**Task to carry out:**
Nothing in the records below should be altered when they are retyped.

=== Begin Enclosure ===

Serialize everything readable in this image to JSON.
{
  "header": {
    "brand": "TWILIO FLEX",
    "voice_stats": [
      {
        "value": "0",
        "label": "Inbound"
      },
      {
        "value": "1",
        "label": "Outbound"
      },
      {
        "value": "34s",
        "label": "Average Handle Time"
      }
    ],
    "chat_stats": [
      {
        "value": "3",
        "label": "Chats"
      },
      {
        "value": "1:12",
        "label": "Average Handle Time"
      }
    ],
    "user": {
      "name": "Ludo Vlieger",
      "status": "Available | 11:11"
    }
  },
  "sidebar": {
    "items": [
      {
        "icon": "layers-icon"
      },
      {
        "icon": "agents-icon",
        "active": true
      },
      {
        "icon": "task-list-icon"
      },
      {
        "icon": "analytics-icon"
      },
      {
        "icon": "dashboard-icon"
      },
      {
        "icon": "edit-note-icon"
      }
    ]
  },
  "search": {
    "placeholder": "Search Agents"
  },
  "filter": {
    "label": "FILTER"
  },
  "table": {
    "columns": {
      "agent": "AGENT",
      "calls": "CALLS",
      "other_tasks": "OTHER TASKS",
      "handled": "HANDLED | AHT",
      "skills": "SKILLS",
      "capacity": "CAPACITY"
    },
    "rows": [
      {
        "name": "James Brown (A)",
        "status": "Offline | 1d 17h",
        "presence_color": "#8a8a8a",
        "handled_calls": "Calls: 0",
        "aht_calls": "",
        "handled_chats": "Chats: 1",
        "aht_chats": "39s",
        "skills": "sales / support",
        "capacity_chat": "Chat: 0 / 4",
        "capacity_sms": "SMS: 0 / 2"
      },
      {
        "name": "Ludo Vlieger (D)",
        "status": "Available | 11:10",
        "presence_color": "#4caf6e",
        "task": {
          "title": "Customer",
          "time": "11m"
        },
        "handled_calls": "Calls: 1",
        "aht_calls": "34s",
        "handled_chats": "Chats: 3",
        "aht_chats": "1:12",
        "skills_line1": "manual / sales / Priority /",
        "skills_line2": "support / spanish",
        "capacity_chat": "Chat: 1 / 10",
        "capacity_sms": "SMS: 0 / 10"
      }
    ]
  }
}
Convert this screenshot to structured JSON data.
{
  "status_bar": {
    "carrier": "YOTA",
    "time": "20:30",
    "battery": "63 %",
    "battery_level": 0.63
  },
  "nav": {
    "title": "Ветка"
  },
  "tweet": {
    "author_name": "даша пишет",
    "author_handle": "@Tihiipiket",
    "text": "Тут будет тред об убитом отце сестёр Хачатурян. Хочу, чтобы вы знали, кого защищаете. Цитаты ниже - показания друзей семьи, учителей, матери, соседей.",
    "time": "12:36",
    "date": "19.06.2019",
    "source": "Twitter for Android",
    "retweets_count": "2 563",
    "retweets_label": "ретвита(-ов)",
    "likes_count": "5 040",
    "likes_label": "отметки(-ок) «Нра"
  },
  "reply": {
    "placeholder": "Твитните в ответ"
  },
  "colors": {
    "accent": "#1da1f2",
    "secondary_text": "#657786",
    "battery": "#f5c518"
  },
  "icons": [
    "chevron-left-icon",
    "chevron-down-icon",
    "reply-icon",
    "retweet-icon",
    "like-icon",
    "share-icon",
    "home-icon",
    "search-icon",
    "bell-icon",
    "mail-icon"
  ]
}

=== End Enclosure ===

**Reply:**
Serialize everything readable in this image to JSON.
{
  "header": {
    "brand": "TWILIO FLEX",
    "voice_stats": [
      {
        "value": "0",
        "label": "Inbound"
      },
      {
        "value": "1",
        "label": "Outbound"
      },
      {
        "value": "34s",
        "label": "Average Handle Time"
      }
    ],
    "chat_stats": [
      {
        "value": "3",
        "label": "Chats"
      },
      {
        "value": "1:12",
        "label": "Average Handle Time"
      }
    ],
    "user": {
      "name": "Ludo Vlieger",
      "status": "Available | 11:11"
    }
  },
  "sidebar": {
    "items": [
      {
        "icon": "layers-icon"
      },
      {
        "icon": "agents-icon",
        "active": true
      },
      {
        "icon": "task-list-icon"
      },
      {
        "icon": "analytics-icon"
      },
      {
        "icon": "dashboard-icon"
      },
      {
        "icon": "edit-note-icon"
      }
    ]
  },
  "search": {
    "placeholder": "Search Agents"
  },
  "filter": {
    "label": "FILTER"
  },
  "table": {
    "columns": {
      "agent": "AGENT",
      "calls": "CALLS",
      "other_tasks": "OTHER TASKS",
      "handled": "HANDLED | AHT",
      "skills": "SKILLS",
      "capacity": "CAPACITY"
    },
    "rows": [
      {
        "name": "James Brown (A)",
        "status": "Offline | 1d 17h",
        "presence_color": "#8a8a8a",
        "handled_calls": "Calls: 0",
        "aht_calls": "",
        "handled_chats": "Chats: 1",
        "aht_chats": "39s",
        "skills": "sales / support",
        "capacity_chat": "Chat: 0 / 4",
        "capacity_sms": "SMS: 0 / 2"
      },
      {
        "name": "Ludo Vlieger (D)",
        "status": "Available | 11:10",
        "presence_color": "#4caf6e",
        "task": {
          "title": "Customer",
          "time": "11m"
        },
        "handled_calls": "Calls: 1",
        "aht_calls": "34s",
        "handled_chats": "Chats: 3",
        "aht_chats": "1:12",
        "skills_line1": "manual / sales / Priority /",
        "skills_line2": "support / spanish",
        "capacity_chat": "Chat: 1 / 10",
        "capacity_sms": "SMS: 0 / 10"
      }
    ]
  }
}
Convert this screenshot to structured JSON data.
{
  "status_bar": {
    "carrier": "YOTA",
    "time": "20:30",
    "battery": "63 %",
    "battery_level": 0.63
  },
  "nav": {
    "title": "Ветка"
  },
  "tweet": {
    "author_name": "даша пишет",
    "author_handle": "@Tihiipiket",
    "text": "Тут будет тред об убитом отце сестёр Хачатурян. Хочу, чтобы вы знали, кого защищаете. Цитаты ниже - показания друзей семьи, учителей, матери, соседей.",
    "time": "12:36",
    "date": "19.06.2019",
    "source": "Twitter for Android",
    "retweets_count": "2 563",
    "retweets_label": "ретвита(-ов)",
    "likes_count": "5 040",
    "likes_label": "отметки(-ок) «Нра"
  },
  "reply": {
    "placeholder": "Твитните в ответ"
  },
  "colors": {
    "accent": "#1da1f2",
    "secondary_text": "#657786",
    "battery": "#f5c518"
  },
  "icons": [
    "chevron-left-icon",
    "chevron-down-icon",
    "reply-icon",
    "retweet-icon",
    "like-icon",
    "share-icon",
    "home-icon",
    "search-icon",
    "bell-icon",
    "mail-icon"
  ]
}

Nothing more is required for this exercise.